═══ Dataset entries ═══

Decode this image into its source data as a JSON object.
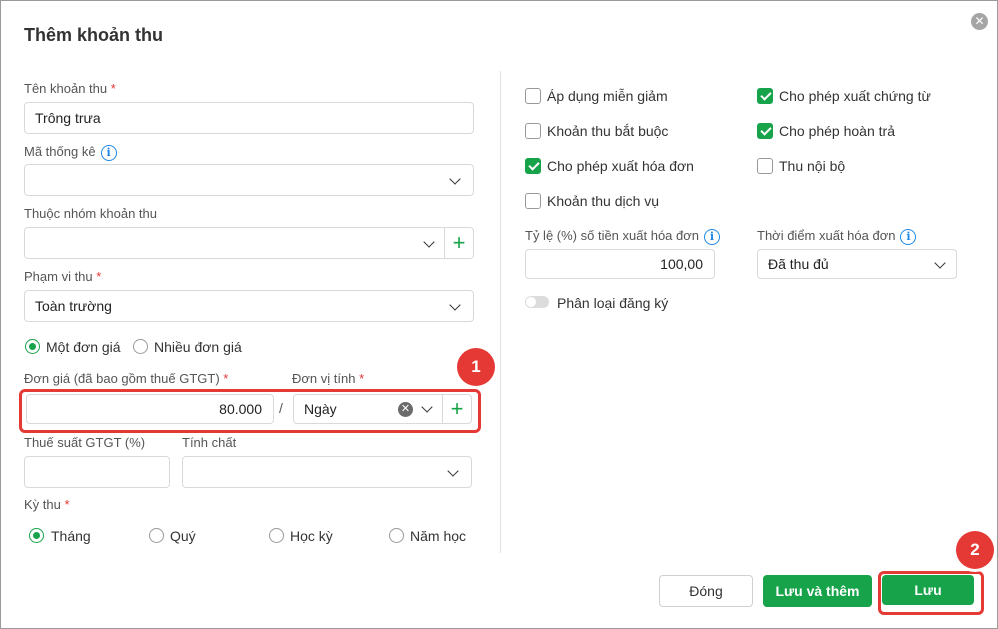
{
  "dialog": {
    "title": "Thêm khoản thu",
    "close_label": "✕"
  },
  "left": {
    "name_label": "Tên khoản thu",
    "name_value": "Trông trưa",
    "stat_code_label": "Mã thống kê",
    "group_label": "Thuộc nhóm khoản thu",
    "scope_label": "Phạm vi thu",
    "scope_value": "Toàn trường",
    "price_mode_options": [
      "Một đơn giá",
      "Nhiều đơn giá"
    ],
    "price_mode_selected": "Một đơn giá",
    "unit_price_label": "Đơn giá (đã bao gồm thuế GTGT)",
    "unit_price_value": "80.000",
    "slash": "/",
    "unit_label": "Đơn vị tính",
    "unit_value": "Ngày",
    "vat_label": "Thuế suất GTGT (%)",
    "nature_label": "Tính chất",
    "period_label": "Kỳ thu",
    "period_options": [
      "Tháng",
      "Quý",
      "Học kỳ",
      "Năm học"
    ],
    "period_selected": "Tháng",
    "required_mark": "*",
    "info_glyph": "i",
    "plus_glyph": "+",
    "clear_glyph": "✕"
  },
  "right": {
    "checkboxes": [
      {
        "label": "Áp dụng miễn giảm",
        "checked": false
      },
      {
        "label": "Cho phép xuất chứng từ",
        "checked": true
      },
      {
        "label": "Khoản thu bắt buộc",
        "checked": false
      },
      {
        "label": "Cho phép hoàn trả",
        "checked": true
      },
      {
        "label": "Cho phép xuất hóa đơn",
        "checked": true
      },
      {
        "label": "Thu nội bộ",
        "checked": false
      },
      {
        "label": "Khoản thu dịch vụ",
        "checked": false
      }
    ],
    "invoice_rate_label": "Tỷ lệ (%) số tiền xuất hóa đơn",
    "invoice_rate_value": "100,00",
    "invoice_time_label": "Thời điểm xuất hóa đơn",
    "invoice_time_value": "Đã thu đủ",
    "registration_toggle_label": "Phân loại đăng ký",
    "registration_toggle_on": false
  },
  "footer": {
    "close_label": "Đóng",
    "save_add_label": "Lưu và thêm",
    "save_label": "Lưu"
  },
  "annotations": {
    "badge1": "1",
    "badge2": "2"
  },
  "colors": {
    "accent": "#16a34a",
    "highlight": "#e53935",
    "info": "#1e88e5"
  }
}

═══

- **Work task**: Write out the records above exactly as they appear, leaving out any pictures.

- **Result**:
Decode this image into its source data as a JSON object.
{
  "dialog": {
    "title": "Thêm khoản thu",
    "close_label": "✕"
  },
  "left": {
    "name_label": "Tên khoản thu",
    "name_value": "Trông trưa",
    "stat_code_label": "Mã thống kê",
    "group_label": "Thuộc nhóm khoản thu",
    "scope_label": "Phạm vi thu",
    "scope_value": "Toàn trường",
    "price_mode_options": [
      "Một đơn giá",
      "Nhiều đơn giá"
    ],
    "price_mode_selected": "Một đơn giá",
    "unit_price_label": "Đơn giá (đã bao gồm thuế GTGT)",
    "unit_price_value": "80.000",
    "slash": "/",
    "unit_label": "Đơn vị tính",
    "unit_value": "Ngày",
    "vat_label": "Thuế suất GTGT (%)",
    "nature_label": "Tính chất",
    "period_label": "Kỳ thu",
    "period_options": [
      "Tháng",
      "Quý",
      "Học kỳ",
      "Năm học"
    ],
    "period_selected": "Tháng",
    "required_mark": "*",
    "info_glyph": "i",
    "plus_glyph": "+",
    "clear_glyph": "✕"
  },
  "right": {
    "checkboxes": [
      {
        "label": "Áp dụng miễn giảm",
        "checked": false
      },
      {
        "label": "Cho phép xuất chứng từ",
        "checked": true
      },
      {
        "label": "Khoản thu bắt buộc",
        "checked": false
      },
      {
        "label": "Cho phép hoàn trả",
        "checked": true
      },
      {
        "label": "Cho phép xuất hóa đơn",
        "checked": true
      },
      {
        "label": "Thu nội bộ",
        "checked": false
      },
      {
        "label": "Khoản thu dịch vụ",
        "checked": false
      }
    ],
    "invoice_rate_label": "Tỷ lệ (%) số tiền xuất hóa đơn",
    "invoice_rate_value": "100,00",
    "invoice_time_label": "Thời điểm xuất hóa đơn",
    "invoice_time_value": "Đã thu đủ",
    "registration_toggle_label": "Phân loại đăng ký",
    "registration_toggle_on": false
  },
  "footer": {
    "close_label": "Đóng",
    "save_add_label": "Lưu và thêm",
    "save_label": "Lưu"
  },
  "annotations": {
    "badge1": "1",
    "badge2": "2"
  },
  "colors": {
    "accent": "#16a34a",
    "highlight": "#e53935",
    "info": "#1e88e5"
  }
}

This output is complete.